On the other hand, discontent with Norway`s main trade agreements is growing. Norway currently has 29 bilateral free trade agreements with 41 countries. Trade in this context accounts for 10% of Norway`s international trade. In the event of a new EFTA accession for the Kingdom of Denmark, entry into force applies only to the Faroe Islands and/or Greenland, with EFTA membership geographically separate from EU membership (limited to Denmark). Membership of the EU with effect in Denmark does not exclude EFTA membership, whether in the Faroe Islands and/or Greenland. This form of EFTA membership seems to be the right one, given the importance of the EFTA treaty base. TOTAL: an example of Norwegian free trade agreements, including in areas where negotiations are under way. In a special edition of The World Economy, senior Research Fellow Hege Medin (NUPI) examines Norway`s free trade agreements outside the EEA and EFTA. Such agreements between two countries or groups of smaller countries are often referred to as bilateral trade agreements. For Norway, this means that we can export products that we have in abundance, such as fish and various metals, without them being considered too expensive for consumers in other countries.
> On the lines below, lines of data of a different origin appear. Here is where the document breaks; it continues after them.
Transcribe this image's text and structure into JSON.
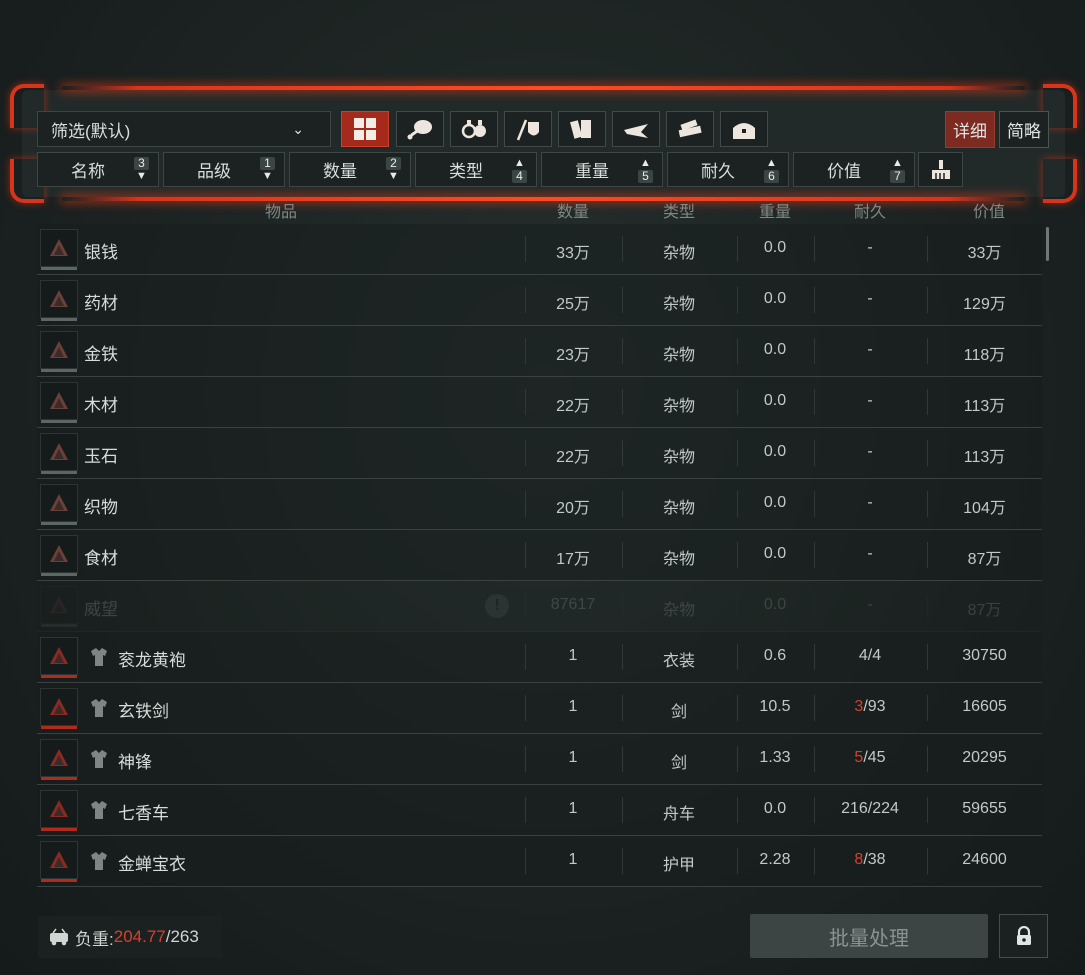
{
  "filter": {
    "selected": "筛选(默认)"
  },
  "categories": [
    {
      "icon": "all-grid-icon",
      "active": true
    },
    {
      "icon": "meat-icon",
      "active": false
    },
    {
      "icon": "potion-bottles-icon",
      "active": false
    },
    {
      "icon": "weapons-armor-icon",
      "active": false
    },
    {
      "icon": "books-scrolls-icon",
      "active": false
    },
    {
      "icon": "hidden-weapon-icon",
      "active": false
    },
    {
      "icon": "materials-icon",
      "active": false
    },
    {
      "icon": "treasure-chest-icon",
      "active": false
    }
  ],
  "view": {
    "detail": "详细",
    "brief": "简略",
    "active": "detail"
  },
  "sort_buttons": [
    {
      "label": "名称",
      "badge": "3",
      "badge_pos": "top",
      "arrow_pos": "bottom"
    },
    {
      "label": "品级",
      "badge": "1",
      "badge_pos": "top",
      "arrow_pos": "bottom"
    },
    {
      "label": "数量",
      "badge": "2",
      "badge_pos": "top",
      "arrow_pos": "bottom"
    },
    {
      "label": "类型",
      "badge": "4",
      "badge_pos": "bottom",
      "arrow_pos": "top"
    },
    {
      "label": "重量",
      "badge": "5",
      "badge_pos": "bottom",
      "arrow_pos": "top"
    },
    {
      "label": "耐久",
      "badge": "6",
      "badge_pos": "bottom",
      "arrow_pos": "top"
    },
    {
      "label": "价值",
      "badge": "7",
      "badge_pos": "bottom",
      "arrow_pos": "top"
    }
  ],
  "table": {
    "headers": {
      "item": "物品",
      "qty": "数量",
      "type": "类型",
      "weight": "重量",
      "durability": "耐久",
      "value": "价值"
    },
    "rows": [
      {
        "name": "银钱",
        "qty": "33万",
        "type": "杂物",
        "weight": "0.0",
        "dur_cur": "",
        "dur_rest": "-",
        "value": "33万",
        "equip": false,
        "dim": false,
        "red_bar": false
      },
      {
        "name": "药材",
        "qty": "25万",
        "type": "杂物",
        "weight": "0.0",
        "dur_cur": "",
        "dur_rest": "-",
        "value": "129万",
        "equip": false,
        "dim": false,
        "red_bar": false
      },
      {
        "name": "金铁",
        "qty": "23万",
        "type": "杂物",
        "weight": "0.0",
        "dur_cur": "",
        "dur_rest": "-",
        "value": "118万",
        "equip": false,
        "dim": false,
        "red_bar": false
      },
      {
        "name": "木材",
        "qty": "22万",
        "type": "杂物",
        "weight": "0.0",
        "dur_cur": "",
        "dur_rest": "-",
        "value": "113万",
        "equip": false,
        "dim": false,
        "red_bar": false
      },
      {
        "name": "玉石",
        "qty": "22万",
        "type": "杂物",
        "weight": "0.0",
        "dur_cur": "",
        "dur_rest": "-",
        "value": "113万",
        "equip": false,
        "dim": false,
        "red_bar": false
      },
      {
        "name": "织物",
        "qty": "20万",
        "type": "杂物",
        "weight": "0.0",
        "dur_cur": "",
        "dur_rest": "-",
        "value": "104万",
        "equip": false,
        "dim": false,
        "red_bar": false
      },
      {
        "name": "食材",
        "qty": "17万",
        "type": "杂物",
        "weight": "0.0",
        "dur_cur": "",
        "dur_rest": "-",
        "value": "87万",
        "equip": false,
        "dim": false,
        "red_bar": false
      },
      {
        "name": "威望",
        "qty": "87617",
        "type": "杂物",
        "weight": "0.0",
        "dur_cur": "",
        "dur_rest": "-",
        "value": "87万",
        "equip": false,
        "dim": true,
        "red_bar": false,
        "warning": "!"
      },
      {
        "name": "衮龙黄袍",
        "qty": "1",
        "type": "衣装",
        "weight": "0.6",
        "dur_cur": "",
        "dur_rest": "4/4",
        "value": "30750",
        "equip": true,
        "dim": false,
        "red_bar": true
      },
      {
        "name": "玄铁剑",
        "qty": "1",
        "type": "剑",
        "weight": "10.5",
        "dur_cur": "3",
        "dur_rest": "/93",
        "value": "16605",
        "equip": true,
        "dim": false,
        "red_bar": true
      },
      {
        "name": "神锋",
        "qty": "1",
        "type": "剑",
        "weight": "1.33",
        "dur_cur": "5",
        "dur_rest": "/45",
        "value": "20295",
        "equip": true,
        "dim": false,
        "red_bar": true
      },
      {
        "name": "七香车",
        "qty": "1",
        "type": "舟车",
        "weight": "0.0",
        "dur_cur": "",
        "dur_rest": "216/224",
        "value": "59655",
        "equip": true,
        "dim": false,
        "red_bar": true
      },
      {
        "name": "金蝉宝衣",
        "qty": "1",
        "type": "护甲",
        "weight": "2.28",
        "dur_cur": "8",
        "dur_rest": "/38",
        "value": "24600",
        "equip": true,
        "dim": false,
        "red_bar": true
      }
    ]
  },
  "footer": {
    "load_label": "负重:",
    "load_current": "204.77",
    "load_max": "/263",
    "batch_button": "批量处理"
  },
  "colors": {
    "accent_red": "#d8341c",
    "active_red": "#a62a1c",
    "text": "#c9cfcc"
  }
}
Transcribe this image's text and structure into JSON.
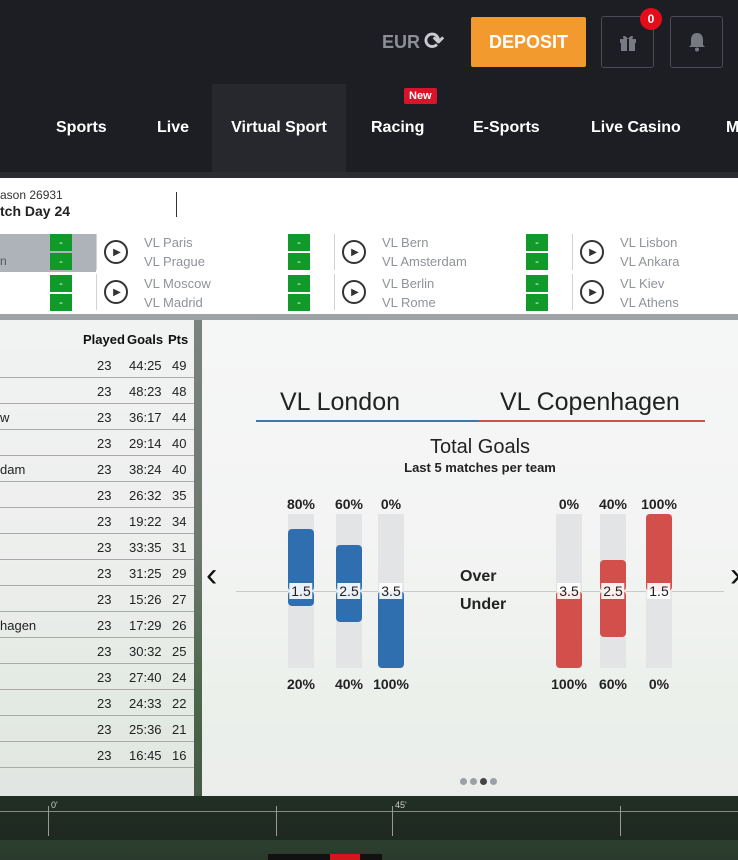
{
  "header": {
    "currency": "EUR",
    "deposit_label": "DEPOSIT",
    "gift_count": "0",
    "nav": [
      {
        "label": "Sports"
      },
      {
        "label": "Live"
      },
      {
        "label": "Virtual Sport"
      },
      {
        "label": "Racing"
      },
      {
        "label": "E-Sports"
      },
      {
        "label": "Live Casino"
      },
      {
        "label": "M"
      }
    ],
    "new_badge": "New"
  },
  "strip": {
    "season": "ason 26931",
    "match_day": "tch Day 24",
    "highlight_text": "n",
    "odd_label": "-",
    "matches": [
      {
        "home": "VL Paris",
        "away": "VL Prague"
      },
      {
        "home": "VL Bern",
        "away": "VL Amsterdam"
      },
      {
        "home": "VL Lisbon",
        "away": "VL Ankara"
      },
      {
        "home": "VL Moscow",
        "away": "VL Madrid"
      },
      {
        "home": "VL Berlin",
        "away": "VL Rome"
      },
      {
        "home": "VL Kiev",
        "away": "VL Athens"
      }
    ]
  },
  "table": {
    "headers": {
      "played": "Played",
      "goals": "Goals",
      "pts": "Pts"
    },
    "rows": [
      {
        "team": "",
        "played": "23",
        "goals": "44:25",
        "pts": "49"
      },
      {
        "team": "",
        "played": "23",
        "goals": "48:23",
        "pts": "48"
      },
      {
        "team": "w",
        "played": "23",
        "goals": "36:17",
        "pts": "44"
      },
      {
        "team": "",
        "played": "23",
        "goals": "29:14",
        "pts": "40"
      },
      {
        "team": "dam",
        "played": "23",
        "goals": "38:24",
        "pts": "40"
      },
      {
        "team": "",
        "played": "23",
        "goals": "26:32",
        "pts": "35"
      },
      {
        "team": "",
        "played": "23",
        "goals": "19:22",
        "pts": "34"
      },
      {
        "team": "",
        "played": "23",
        "goals": "33:35",
        "pts": "31"
      },
      {
        "team": "",
        "played": "23",
        "goals": "31:25",
        "pts": "29"
      },
      {
        "team": "",
        "played": "23",
        "goals": "15:26",
        "pts": "27"
      },
      {
        "team": "hagen",
        "played": "23",
        "goals": "17:29",
        "pts": "26"
      },
      {
        "team": "",
        "played": "23",
        "goals": "30:32",
        "pts": "25"
      },
      {
        "team": "",
        "played": "23",
        "goals": "27:40",
        "pts": "24"
      },
      {
        "team": "",
        "played": "23",
        "goals": "24:33",
        "pts": "22"
      },
      {
        "team": "",
        "played": "23",
        "goals": "25:36",
        "pts": "21"
      },
      {
        "team": "",
        "played": "23",
        "goals": "16:45",
        "pts": "16"
      }
    ]
  },
  "stats": {
    "home_team": "VL London",
    "away_team": "VL Copenhagen",
    "title": "Total Goals",
    "subtitle": "Last 5 matches per team",
    "over_label": "Over",
    "under_label": "Under",
    "home_color": "#2f6fb0",
    "away_color": "#d24f4b",
    "home_bars": [
      {
        "line": "1.5",
        "over": "80%",
        "under": "20%",
        "over_value": 80,
        "under_value": 20
      },
      {
        "line": "2.5",
        "over": "60%",
        "under": "40%",
        "over_value": 60,
        "under_value": 40
      },
      {
        "line": "3.5",
        "over": "0%",
        "under": "100%",
        "over_value": 0,
        "under_value": 100
      }
    ],
    "away_bars": [
      {
        "line": "3.5",
        "over": "0%",
        "under": "100%",
        "over_value": 0,
        "under_value": 100
      },
      {
        "line": "2.5",
        "over": "40%",
        "under": "60%",
        "over_value": 40,
        "under_value": 60
      },
      {
        "line": "1.5",
        "over": "100%",
        "under": "0%",
        "over_value": 100,
        "under_value": 0
      }
    ]
  },
  "timeline": {
    "start": "0'",
    "mid": "45'"
  }
}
However, the Commission has argued that the sectoral approach does not address the major problems and is still unnecessarily complicated, while EU membership has been rejected in the near future because `the EU institutions are not suitable for the accession of these small countries`. The other options, EEA membership and an FAA with the States, proved feasible and were recommended by the Commission. In response to this request, the Council requested that negotiations with the three micro-states on further integration continue and that a report be prepared by the end of 2013, out of the effects of the two viable alternatives and recommendations for further work.

[18] “And,” she says, “with the uk- one of our main trading partners – withdrawing from the EU, we will probably have to negotiate a separate free trade agreement with them.” Since 1995, only two founding members remain, norway and Switzerland. The other five, Austria, Denmark, Portugal, Sweden and the United Kingdom, joined the EU in the intervening years. The initial Stockholm agreement was replaced by the Vaduz Agreement, which aimed to create a fruitful framework for further expansion and liberalization of trade, both between the organization`s Member States and with the rest of the world. The European Free Trade Association (EFTA) is a regional trade organisation and a free trade area made up of four European countries: Iceland, Liechtenstein, Norway and Switzerland. [3] The organisation works in parallel with the European Union (EU) and the four Member States participate in the European single market and are part of the Schengen area. [4] However, they are not parties to the customs union of the European Union. The following table summarizes the various components of EU legislation that are applied in EFTA countries and their sovereign territories.